They are caught up in a grace and joy that somehow transforms this little church into a kind of gateway to something greater. The contrast with what is outside is stark. It stops my dejection and frustration in its tracks. It does not remove the need for drought relief but places the whole situation within a bigger and more hopeful context. This bears fruit after the service when the congregation has a community meeting to discuss the drought and decide on what should be done next. Through the discussion a consensus emerges on the need to work with the local government in seeking resources to find a different solution. It is clear that both the worship and the meeting have helped to energize and inspire the people to work together to try to overcome the effects of the drought.
This is not an isolated example. Over the seven years I visited Mara I found a number of other churches where there was a similar combination of acute need and irrepressible Christian life. On top of this were the simple facts of church growth in this region. Over 25 years Mara Diocese had grown by over a hundredfold. At its creation in 1985, as already mentioned, the diocese had 12 parishes plus a large section of the Serengeti national park (including one million wildebeest on their annual migration!). Following the division of the diocese into three in 2010, growth continued, with four or five new parishes established most years. And this church growth has not just been about congregational enlargement: it has gone hand in hand with a range of development projects at parish and diocesan level, from weekday children’s nurseries to digging wells for drinking water to pastoral and medical support for victims of HIV/AIDS. Church schools have been started and extended, agricultural development work has taken place and theological education enhanced.

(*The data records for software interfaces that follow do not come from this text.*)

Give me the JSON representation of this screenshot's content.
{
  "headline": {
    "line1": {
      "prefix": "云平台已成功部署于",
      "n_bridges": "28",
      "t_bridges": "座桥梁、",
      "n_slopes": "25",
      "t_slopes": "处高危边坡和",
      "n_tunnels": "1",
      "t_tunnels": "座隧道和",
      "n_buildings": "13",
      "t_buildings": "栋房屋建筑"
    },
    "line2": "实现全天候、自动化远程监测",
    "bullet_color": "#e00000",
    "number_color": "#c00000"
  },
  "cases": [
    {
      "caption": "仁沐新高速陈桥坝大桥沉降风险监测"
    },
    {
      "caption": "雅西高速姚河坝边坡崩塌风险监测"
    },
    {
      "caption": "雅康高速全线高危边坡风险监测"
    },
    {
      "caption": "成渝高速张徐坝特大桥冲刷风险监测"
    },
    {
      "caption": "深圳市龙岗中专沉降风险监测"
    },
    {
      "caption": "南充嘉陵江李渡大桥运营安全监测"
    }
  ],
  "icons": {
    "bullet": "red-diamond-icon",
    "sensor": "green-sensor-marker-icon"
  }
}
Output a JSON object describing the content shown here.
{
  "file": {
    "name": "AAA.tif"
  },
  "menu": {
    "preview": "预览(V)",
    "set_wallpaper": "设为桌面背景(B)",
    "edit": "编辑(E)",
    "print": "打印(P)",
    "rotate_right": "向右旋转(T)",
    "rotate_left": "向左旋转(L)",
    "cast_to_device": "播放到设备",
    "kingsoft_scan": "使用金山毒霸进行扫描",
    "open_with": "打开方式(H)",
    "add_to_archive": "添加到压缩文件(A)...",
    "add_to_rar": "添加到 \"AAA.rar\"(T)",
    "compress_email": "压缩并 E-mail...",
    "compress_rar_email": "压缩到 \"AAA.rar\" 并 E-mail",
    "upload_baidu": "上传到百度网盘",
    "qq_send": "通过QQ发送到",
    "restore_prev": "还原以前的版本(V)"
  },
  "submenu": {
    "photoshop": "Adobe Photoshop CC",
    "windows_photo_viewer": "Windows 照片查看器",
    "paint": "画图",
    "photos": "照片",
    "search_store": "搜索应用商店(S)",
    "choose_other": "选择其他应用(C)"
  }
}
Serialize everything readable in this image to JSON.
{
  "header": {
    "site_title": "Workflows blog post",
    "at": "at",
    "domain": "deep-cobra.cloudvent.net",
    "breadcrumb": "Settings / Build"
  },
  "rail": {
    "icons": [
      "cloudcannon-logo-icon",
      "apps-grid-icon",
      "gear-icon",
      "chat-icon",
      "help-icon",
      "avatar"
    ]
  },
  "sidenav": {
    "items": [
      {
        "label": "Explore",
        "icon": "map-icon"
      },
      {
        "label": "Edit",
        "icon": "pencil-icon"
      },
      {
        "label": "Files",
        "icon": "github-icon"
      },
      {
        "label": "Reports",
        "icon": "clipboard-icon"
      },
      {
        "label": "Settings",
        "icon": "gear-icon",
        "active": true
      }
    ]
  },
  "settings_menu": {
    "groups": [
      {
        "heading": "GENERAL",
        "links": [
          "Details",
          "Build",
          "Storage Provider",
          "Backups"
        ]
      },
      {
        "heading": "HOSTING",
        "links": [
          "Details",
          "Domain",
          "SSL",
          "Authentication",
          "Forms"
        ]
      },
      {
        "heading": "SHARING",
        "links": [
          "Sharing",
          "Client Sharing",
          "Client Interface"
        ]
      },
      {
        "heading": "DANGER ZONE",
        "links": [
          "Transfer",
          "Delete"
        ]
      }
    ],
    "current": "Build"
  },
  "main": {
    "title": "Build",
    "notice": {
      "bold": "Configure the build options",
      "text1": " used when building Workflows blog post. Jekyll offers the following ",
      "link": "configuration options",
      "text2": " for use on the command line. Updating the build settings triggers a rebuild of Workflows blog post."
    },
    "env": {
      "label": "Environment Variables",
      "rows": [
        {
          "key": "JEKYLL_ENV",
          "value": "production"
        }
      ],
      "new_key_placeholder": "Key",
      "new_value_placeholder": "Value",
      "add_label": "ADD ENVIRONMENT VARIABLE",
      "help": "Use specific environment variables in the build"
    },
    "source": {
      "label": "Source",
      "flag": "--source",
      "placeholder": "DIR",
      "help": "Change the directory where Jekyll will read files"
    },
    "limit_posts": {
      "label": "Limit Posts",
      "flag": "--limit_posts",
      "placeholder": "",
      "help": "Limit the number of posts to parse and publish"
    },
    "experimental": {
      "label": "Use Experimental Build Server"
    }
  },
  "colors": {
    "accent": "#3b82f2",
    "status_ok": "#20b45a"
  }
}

If such growth was possible in Tanzania then maybe it could happen in Britain? It has certainly happened here in the past, through the Evangelical revival of the eighteenth century, the Catholic revival of the nineteenth century and the growth of ecumenism in the twentieth. Why not a fresh revival in our own century? Given the lack of overall progress in renewing and growing churches in Britain in the last decade, Tanzania could provide an example that offers clues to a promising way forward.
To find out if this might be the case I needed to explore the causes and development of this flourishing expression of church life. I decided I would turn to church growth in Mara and explore its dynamics. I would begin with the personal reasons why people had become Christians and joined their local church, because ultimately church growth is about actual people deciding to commit to Christ and become his disciples. Beginning at the local level, then, with the experience of new Christians, the question would be this: what was drawing these people into an active Christian faith? Only after answering this would I then explore the steps the church leadership had taken to enable this to happen and look at how the new Christians were being supported by clergy and lay ministers. Finally, Mwita Akiri, as one of the bishops of the region, would add his thoughts on the causes and dynamics of this growth at different points in the narrative, so helping to identify the key themes of this remarkable story.
This is an extract from Growing and Flourishing: The Ecology of Church Growth, which is published later this month. You can order a copy of the book at a special pre-publication price, via our website.
Stephen Spencer is Director for Theological Education in the Anglican Communion.